Dear Anchor Bay,
I saw your film, Grace, at this year’s Sundance Film Festival. You can check out my rave review of it right here. I have to commend you guys on putting yourselves behind a film this dark, this disturbing and that isn’t a remake, a sequel or even by a brand name genre filmmaker. You should pat yourselves on the back, because you’ve done good not just by genre fans but by film fans in general.
But there’s still more to do. I know that you guys are trying to figure out how to release Grace. You’ve done a couple of theatrical runs of your films – like the excellent Behind the Mask: The Rise of Leslie Vernon – and I don’t know if you earned your money back but I do know that you didn’t conquer the box office. Hey, that happens. And I know that your first thought with a film like Grace might be to put it right on DVD, where you know you can sell it to audiences easily. I’m excited for the eventual DVD release of Grace, but I want it to be eventual. You guys must release this film theatrically.
Let me explain my Grace experience to you like this: I saw it at a press & industry screening here in Park City.

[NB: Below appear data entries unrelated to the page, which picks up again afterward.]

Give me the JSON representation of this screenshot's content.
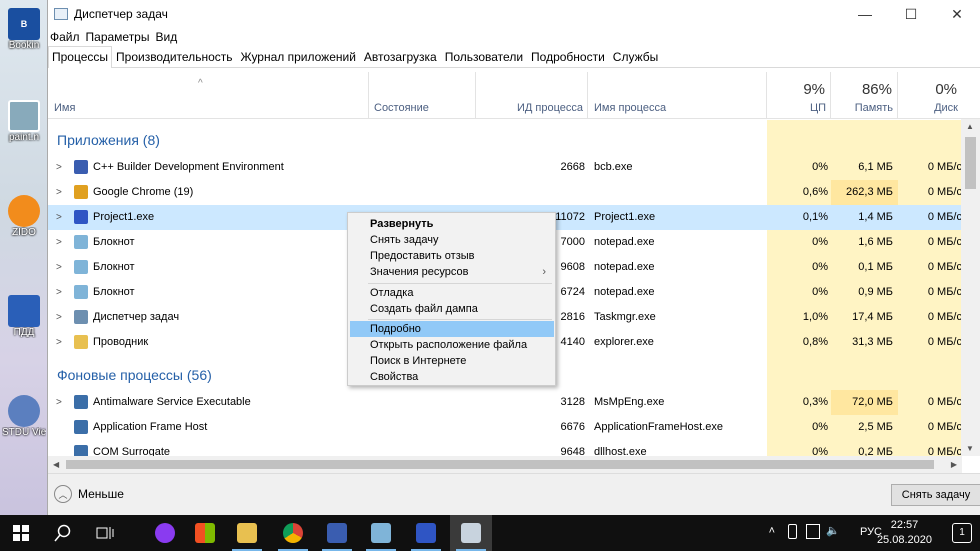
{
  "desktop": {
    "icons": [
      {
        "label": "Bookin",
        "color": "#1a4fa0"
      },
      {
        "label": "paint.n",
        "color": "#8ab"
      },
      {
        "label": "ZIDO",
        "color": "#f28c1c"
      },
      {
        "label": "ПДД",
        "color": "#2a5fb8"
      },
      {
        "label": "STDU Vie",
        "color": "#5b7fbf"
      }
    ]
  },
  "window": {
    "title": "Диспетчер задач",
    "menu": [
      "Файл",
      "Параметры",
      "Вид"
    ],
    "tabs": [
      "Процессы",
      "Производительность",
      "Журнал приложений",
      "Автозагрузка",
      "Пользователи",
      "Подробности",
      "Службы"
    ],
    "active_tab": "Процессы"
  },
  "table": {
    "headers": {
      "name": "Имя",
      "status": "Состояние",
      "pid": "ИД процесса",
      "image": "Имя процесса",
      "cpu": "ЦП",
      "memory": "Память",
      "disk": "Диск"
    },
    "totals": {
      "cpu": "9%",
      "memory": "86%",
      "disk": "0%"
    },
    "groups": {
      "apps": "Приложения (8)",
      "background": "Фоновые процессы (56)"
    },
    "apps": [
      {
        "name": "C++ Builder Development Environment",
        "pid": "2668",
        "image": "bcb.exe",
        "cpu": "0%",
        "mem": "6,1 МБ",
        "disk": "0 МБ/с",
        "icon": "cpp-builder-icon",
        "color": "#3a5db0"
      },
      {
        "name": "Google Chrome (19)",
        "pid": "",
        "image": "",
        "cpu": "0,6%",
        "mem": "262,3 МБ",
        "disk": "0 МБ/с",
        "icon": "chrome-icon",
        "color": "#e0a020"
      },
      {
        "name": "Project1.exe",
        "pid": "11072",
        "image": "Project1.exe",
        "cpu": "0,1%",
        "mem": "1,4 МБ",
        "disk": "0 МБ/с",
        "icon": "project-icon",
        "color": "#2f55c4"
      },
      {
        "name": "Блокнот",
        "pid": "7000",
        "image": "notepad.exe",
        "cpu": "0%",
        "mem": "1,6 МБ",
        "disk": "0 МБ/с",
        "icon": "notepad-icon",
        "color": "#7fb4d8"
      },
      {
        "name": "Блокнот",
        "pid": "9608",
        "image": "notepad.exe",
        "cpu": "0%",
        "mem": "0,1 МБ",
        "disk": "0 МБ/с",
        "icon": "notepad-icon",
        "color": "#7fb4d8"
      },
      {
        "name": "Блокнот",
        "pid": "6724",
        "image": "notepad.exe",
        "cpu": "0%",
        "mem": "0,9 МБ",
        "disk": "0 МБ/с",
        "icon": "notepad-icon",
        "color": "#7fb4d8"
      },
      {
        "name": "Диспетчер задач",
        "pid": "2816",
        "image": "Taskmgr.exe",
        "cpu": "1,0%",
        "mem": "17,4 МБ",
        "disk": "0 МБ/с",
        "icon": "taskmgr-icon",
        "color": "#6d8fb0"
      },
      {
        "name": "Проводник",
        "pid": "4140",
        "image": "explorer.exe",
        "cpu": "0,8%",
        "mem": "31,3 МБ",
        "disk": "0 МБ/с",
        "icon": "folder-icon",
        "color": "#e8c050"
      }
    ],
    "background": [
      {
        "name": "Antimalware Service Executable",
        "pid": "3128",
        "image": "MsMpEng.exe",
        "cpu": "0,3%",
        "mem": "72,0 МБ",
        "disk": "0 МБ/с",
        "icon": "service-icon",
        "color": "#3b6ea8"
      },
      {
        "name": "Application Frame Host",
        "pid": "6676",
        "image": "ApplicationFrameHost.exe",
        "cpu": "0%",
        "mem": "2,5 МБ",
        "disk": "0 МБ/с",
        "icon": "service-icon",
        "color": "#3b6ea8"
      },
      {
        "name": "COM Surrogate",
        "pid": "9648",
        "image": "dllhost.exe",
        "cpu": "0%",
        "mem": "0,2 МБ",
        "disk": "0 МБ/с",
        "icon": "service-icon",
        "color": "#3b6ea8"
      }
    ]
  },
  "context_menu": {
    "items": [
      "Развернуть",
      "Снять задачу",
      "Предоставить отзыв",
      "Значения ресурсов",
      "Отладка",
      "Создать файл дампа",
      "Подробно",
      "Открыть расположение файла",
      "Поиск в Интернете",
      "Свойства"
    ]
  },
  "footer": {
    "less_label": "Меньше",
    "end_task_label": "Снять задачу"
  },
  "taskbar": {
    "language": "РУС",
    "time": "22:57",
    "date": "25.08.2020",
    "notification_count": "1"
  },
  "colors": {
    "accent_group": "#2560a8",
    "heat_light": "#fff4c4",
    "heat_medium": "#ffe7a0",
    "selection": "#cce8ff",
    "menu_highlight": "#91c9f7"
  }
}
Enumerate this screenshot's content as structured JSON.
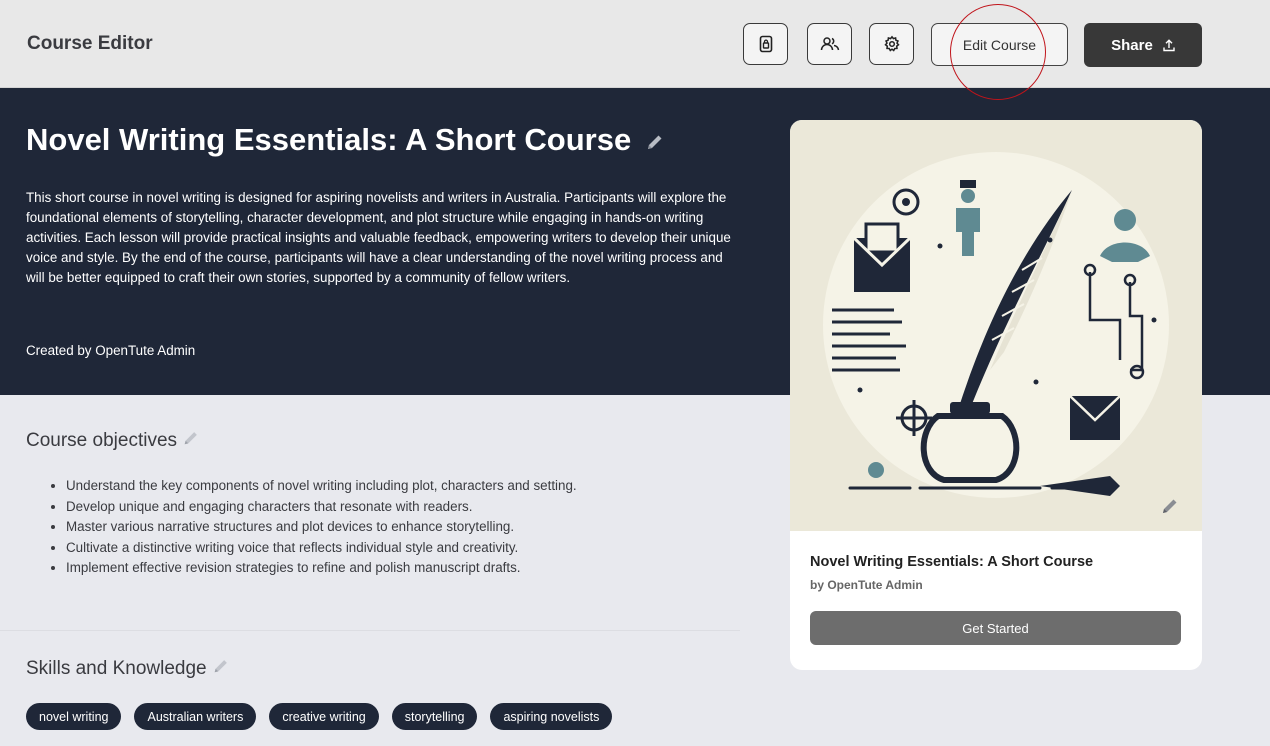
{
  "header": {
    "title": "Course Editor",
    "edit_label": "Edit Course",
    "share_label": "Share"
  },
  "hero": {
    "title": "Novel Writing Essentials: A Short Course",
    "description": "This short course in novel writing is designed for aspiring novelists and writers in Australia. Participants will explore the foundational elements of storytelling, character development, and plot structure while engaging in hands-on writing activities. Each lesson will provide practical insights and valuable feedback, empowering writers to develop their unique voice and style. By the end of the course, participants will have a clear understanding of the novel writing process and will be better equipped to craft their own stories, supported by a community of fellow writers.",
    "created_by": "Created by OpenTute Admin"
  },
  "objectives": {
    "heading": "Course objectives",
    "items": [
      "Understand the key components of novel writing including plot, characters and setting.",
      "Develop unique and engaging characters that resonate with readers.",
      "Master various narrative structures and plot devices to enhance storytelling.",
      "Cultivate a distinctive writing voice that reflects individual style and creativity.",
      "Implement effective revision strategies to refine and polish manuscript drafts."
    ]
  },
  "skills": {
    "heading": "Skills and Knowledge",
    "tags": [
      "novel writing",
      "Australian writers",
      "creative writing",
      "storytelling",
      "aspiring novelists"
    ]
  },
  "card": {
    "title": "Novel Writing Essentials: A Short Course",
    "author": "by OpenTute Admin",
    "cta": "Get Started"
  },
  "icons": {
    "toolbar": [
      "document-icon",
      "users-icon",
      "gear-icon"
    ],
    "share": "upload-icon",
    "edit": "pencil-icon"
  },
  "colors": {
    "hero_bg": "#1f2738",
    "page_bg": "#e8e9ee",
    "share_bg": "#383838",
    "annotation_circle": "#c0141b"
  }
}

That means it was a room full of journalists, most of whom had probably been assigned the film by their editors and weren’t there because they are genre fans (like I am). This wasn’t your average multiplex opening night date crowd – this was a bunch of cynical, jaded and pretty tired professional film watchers who had been at Sundance for almost six days already and likely seen dozens of films.
Grace got them. It got them good. At first I heard some ripples of groans make their way through the crowd at some of the early bloody stuff, but that was just prelude. Once baby Grace was born and began exhibiting the symptoms of her unique condition, the crowd reacting like one being, squirming, shouting, laughing to relieve the tension as the movie began really getting under their skin.
At one point – and I won’t reveal which point, as this is an open letter and I don’t want to spoil anything for people who haven’t seen the film – a person in the row in front of me made a disgusting half gagging sound; their involuntary reaction broke the tension that had settled over everybody and we all laughed and suddenly two rows of strangers bonded. It’s a weird alchemy that only happens in movie theaters and usually only happens during really effective genre films. And it happened again and again as Grace kept upping the ante and every single person in that theater reacted so strongly and so uniformly that an outside observer might think we were all actors following a script. But it was real, and the sign of a movie that simply works.
After the movie people staggered from the theater and hung around outside, unable to leave the area before they talked this film out. I’m not the guy who chats up strangers, but that afternoon I found myself deep in conversation with a whole bunch of people I had never met but felt I knew after having experienced Grace with them. We laughed and unraveled the subtexts and layers of the story as some people shakily lit cigarettes to calm their nerves. It’s the sort of magic moment that film lovers live for that, that reminds us we’re a community and not individuals sitting alone in the dark. It’s what we’re chasing every single time we go out and take our chances in a movie theater.
And that’s just something that will never be experienced on DVD, even if you were to invite all your friends over. Releasing Grace straight to DVD will rob the film of one of its fiercest weapons, the audience experience. This is a movie that has the possibility to achieve legendary word of mouth as people come home from the theater and tell their friends about the insane reactions to the movie, to people running down the aisle and maybe even – as happened at the Sundance premiere – fainting. We still hear stories about crowd reactions to The Exorcist, and I think Grace has the possibility of being mentioned in the same breaths. If it gets a decent theatrical release.
Something tells me you guys know this, but I want to be a voice out here supporting you as you make the decision to invest in having Grace be your widest theatrical release yet. It’s a decision you’re not going to regret.
When filming “I Love Lucy” producers used tactics to make Ethel, Lucy’s foil, uglier on screen than she was in real life. This was done to put the focus on Lucy. A similar tactic seems to have been used in 2020’s Fantabulous Emancipation of One Harley Quinn, by not giving any of the supporting actresses … Continue reading — By Sushi-X